It is worth it to get a better and more complete trial lens set. A small set may work if you have a less complicated prescription and low myopia and both eyes need different corrective power. But that isn’t usually how it works. A larger set is nice because they provide two of each lens power and offer a wider range of powers, including both plus and minus lenses. This makes it easier to build frames with the exact correction that you need. It also allows you to do proper home refractions to validate changes in eyesight. You can’t as easily do that with a smaller kit… well you could, but you’d have to buy two of them.
Common size options are 68-piece, 104-piece, 232-piece, and 266-piece sets. I would not recommend the 68-piece set. The 104-piece set isn’t much better, but at least they usually offer two of each included lens. While it may be more expensive, it is worthwhile to look for a 232 or 266 piece set, particularly if you plan to share it with your son. It is cheaper than buying two smaller test kits. That way you have enough lenses to cover most prescriptions, and you could buy two trial frames and try out lenses for each of you at the same time. You can usually find great deals on places like eBay for used trial lens sets that are well less than retail price too. If you cannot find a 232 or 266 piece set that is in your budget, go for a 104 piece set, but you may have to stack lenses a bit to get your proper prescription. (Stacking lenses isn’t usually a good idea since it provides less visual acuity, amplifies any imperfections in the lenses, and messes with vertex distance.)
guys thank you so much for your answer! I will then try to look around for a 266 piece set.
I have another, rather stupid question. If I was to buy a full test lens kit and saw that it comes with a non-adjustable frame and then I would order a frame separately from a different company, would it work?
I recommend that you order an adjustable trial frame at the same time as the test lens kit if you can manage it. If your kit includes a trial frame you are probably not going to end up with one that you can actually use. It seems like kids’ size trial frames tend to be the most common. So if you don’t order an adjustable (or 60mm fixed PD) trial lens frame you’re not going to be able to use the test lens kit until you do.

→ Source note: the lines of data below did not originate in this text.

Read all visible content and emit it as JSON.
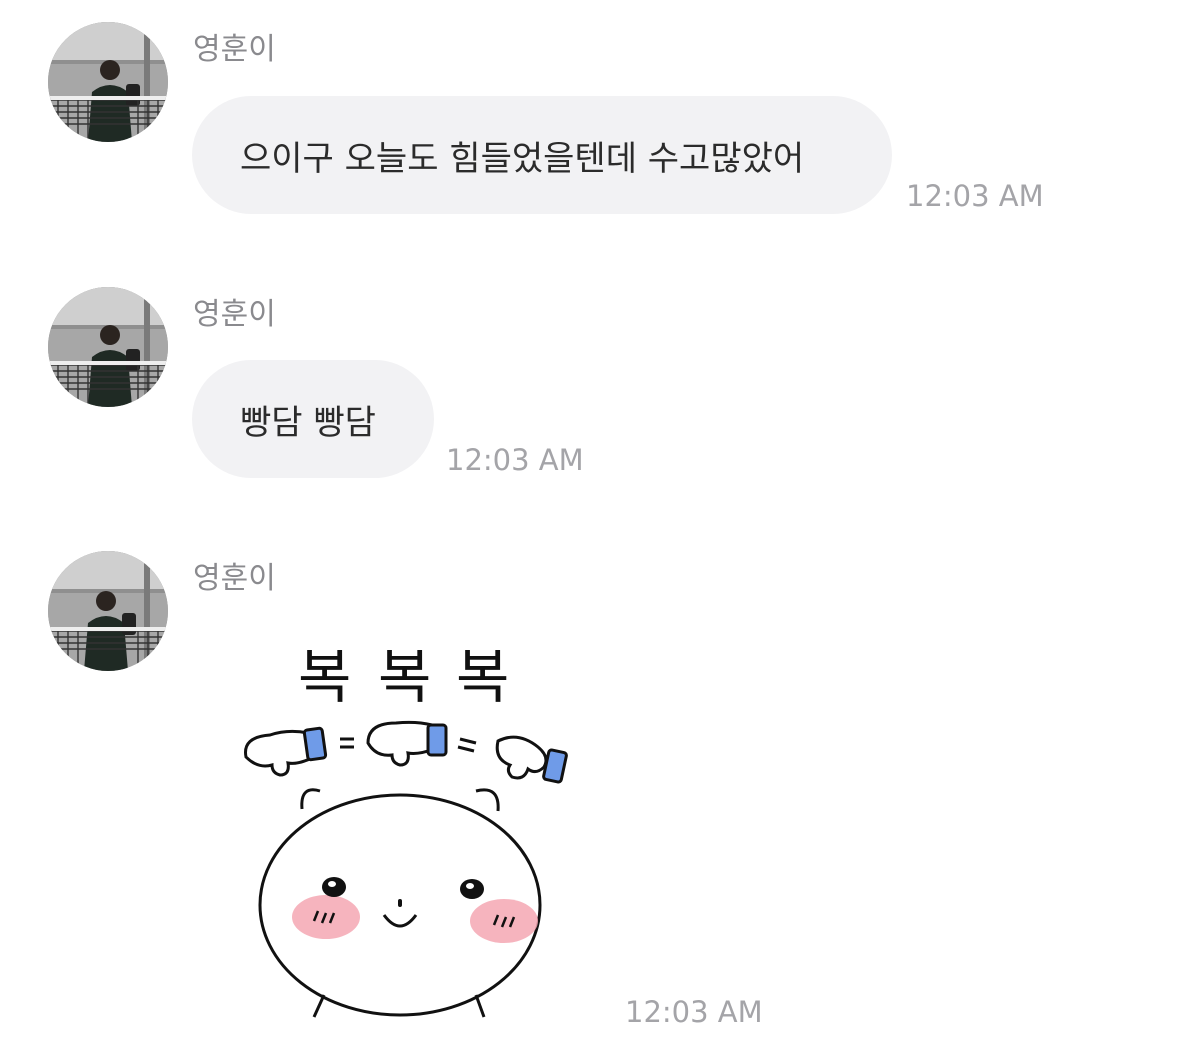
{
  "messages": [
    {
      "sender": "영훈이",
      "text": "으이구 오늘도 힘들었을텐데 수고많았어",
      "time": "12:03 AM"
    },
    {
      "sender": "영훈이",
      "text": "빵담 빵담",
      "time": "12:03 AM"
    },
    {
      "sender": "영훈이",
      "sticker": {
        "caption": "복 복 복",
        "syllables": [
          "복",
          "복",
          "복"
        ],
        "description": "white bear sticker patting head"
      },
      "time": "12:03 AM"
    }
  ],
  "colors": {
    "bubble_background": "#f2f2f4",
    "name_text": "#8a8a8e",
    "time_text": "#a4a4a8",
    "message_text": "#2b2b2b",
    "sticker_cuff": "#6f9be8",
    "sticker_blush": "#f4a7b3"
  },
  "icons": {
    "avatar": "profile-photo"
  }
}
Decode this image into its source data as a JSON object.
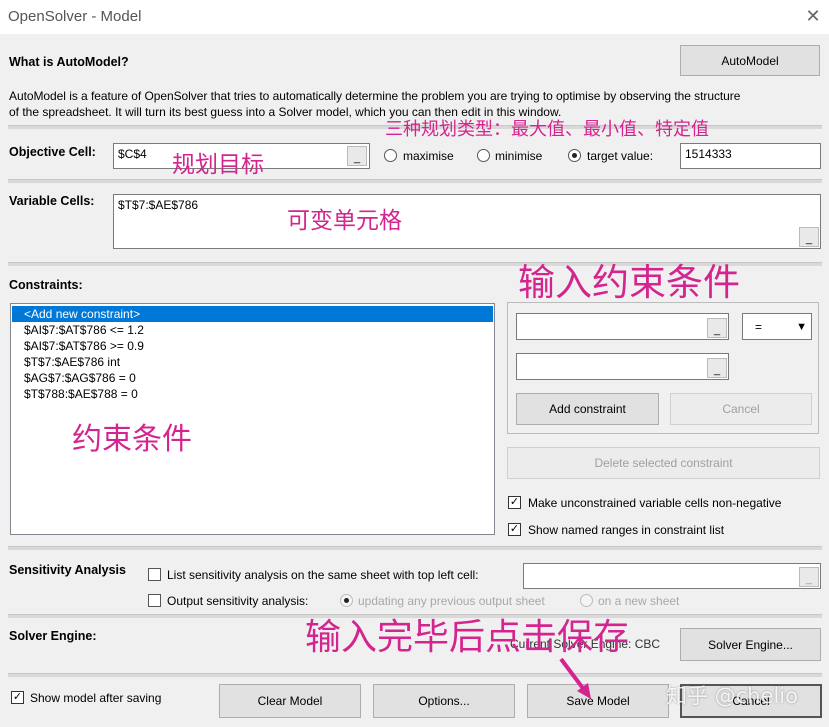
{
  "window": {
    "title": "OpenSolver - Model",
    "close_glyph": "✕"
  },
  "automodel": {
    "heading": "What is AutoModel?",
    "button": "AutoModel",
    "description_line1": "AutoModel is a feature of OpenSolver that tries to automatically determine the problem you are trying to optimise by observing the structure",
    "description_line2": "of the spreadsheet. It will turn its best guess into a Solver model, which you can then edit in this window."
  },
  "objective": {
    "label": "Objective Cell:",
    "value": "$C$4",
    "options": [
      {
        "label": "maximise",
        "selected": false
      },
      {
        "label": "minimise",
        "selected": false
      },
      {
        "label": "target value:",
        "selected": true
      }
    ],
    "target_value": "1514333"
  },
  "variables": {
    "label": "Variable Cells:",
    "value": "$T$7:$AE$786"
  },
  "constraints": {
    "label": "Constraints:",
    "items": [
      "<Add new constraint>",
      "$AI$7:$AT$786 <= 1.2",
      "$AI$7:$AT$786 >= 0.9",
      "$T$7:$AE$786 int",
      "$AG$7:$AG$786 = 0",
      "$T$788:$AE$788 = 0"
    ],
    "selected_index": 0,
    "relation_value": "=",
    "add_button": "Add constraint",
    "cancel_button": "Cancel",
    "delete_button": "Delete selected constraint",
    "nonneg_label": "Make unconstrained variable cells non-negative",
    "nonneg_checked": true,
    "named_ranges_label": "Show named ranges in constraint list",
    "named_ranges_checked": true
  },
  "sensitivity": {
    "label": "Sensitivity Analysis",
    "list_label": "List sensitivity analysis on the same sheet with top left cell:",
    "output_label": "Output sensitivity analysis:",
    "updating_label": "updating any previous output sheet",
    "new_sheet_label": "on a new sheet"
  },
  "solver": {
    "label": "Solver Engine:",
    "current_label": "Current Solver Engine: CBC",
    "button": "Solver Engine..."
  },
  "footer": {
    "show_model_label": "Show model after saving",
    "show_model_checked": true,
    "clear_button": "Clear Model",
    "options_button": "Options...",
    "save_button": "Save Model",
    "cancel_button": "Cancel"
  },
  "annotations": {
    "types": "三种规划类型：最大值、最小值、特定值",
    "objective": "规划目标",
    "variable": "可变单元格",
    "input_constraints": "输入约束条件",
    "constraints": "约束条件",
    "save": "输入完毕后点击保存",
    "watermark": "知乎 @chelio"
  },
  "colors": {
    "annotation": "#d4248f",
    "selection": "#0078d7"
  }
}
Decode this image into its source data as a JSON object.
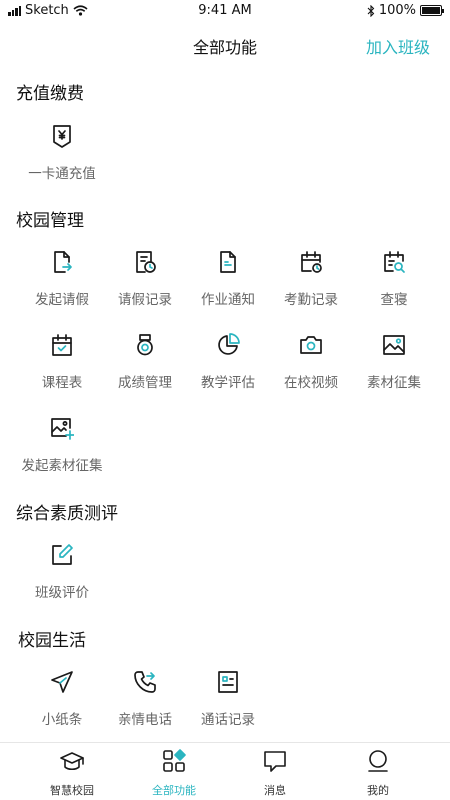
{
  "status": {
    "carrier": "Sketch",
    "time": "9:41 AM",
    "battery": "100%"
  },
  "nav": {
    "title": "全部功能",
    "action": "加入班级"
  },
  "sections": [
    {
      "title": "充值缴费",
      "items": [
        {
          "label": "一卡通充值",
          "icon": "card-recharge-icon"
        }
      ]
    },
    {
      "title": "校园管理",
      "items": [
        {
          "label": "发起请假",
          "icon": "leave-request-icon"
        },
        {
          "label": "请假记录",
          "icon": "leave-record-icon"
        },
        {
          "label": "作业通知",
          "icon": "homework-icon"
        },
        {
          "label": "考勤记录",
          "icon": "attendance-icon"
        },
        {
          "label": "查寝",
          "icon": "dorm-check-icon"
        },
        {
          "label": "课程表",
          "icon": "schedule-icon"
        },
        {
          "label": "成绩管理",
          "icon": "grades-icon"
        },
        {
          "label": "教学评估",
          "icon": "evaluation-pie-icon"
        },
        {
          "label": "在校视频",
          "icon": "camera-icon"
        },
        {
          "label": "素材征集",
          "icon": "image-icon"
        },
        {
          "label": "发起素材征集",
          "icon": "add-image-icon"
        }
      ]
    },
    {
      "title": "综合素质测评",
      "items": [
        {
          "label": "班级评价",
          "icon": "edit-icon"
        }
      ]
    },
    {
      "title": "校园生活",
      "items": [
        {
          "label": "小纸条",
          "icon": "send-icon"
        },
        {
          "label": "亲情电话",
          "icon": "phone-forward-icon"
        },
        {
          "label": "通话记录",
          "icon": "call-log-icon"
        }
      ]
    }
  ],
  "tabs": [
    {
      "label": "智慧校园",
      "icon": "graduation-cap-icon",
      "active": false
    },
    {
      "label": "全部功能",
      "icon": "apps-icon",
      "active": true
    },
    {
      "label": "消息",
      "icon": "message-icon",
      "active": false
    },
    {
      "label": "我的",
      "icon": "profile-icon",
      "active": false
    }
  ],
  "colors": {
    "accent": "#2bb5c0",
    "icon_dark": "#1a1a1a",
    "label_gray": "#666666"
  }
}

In practice lenses and frames are standardized to 38mm OD lenses, so if you get a decent kit you should be fine. However, if you get some off-brand kit it is possible that you’ll get something else. I think the chances of that are pretty low though.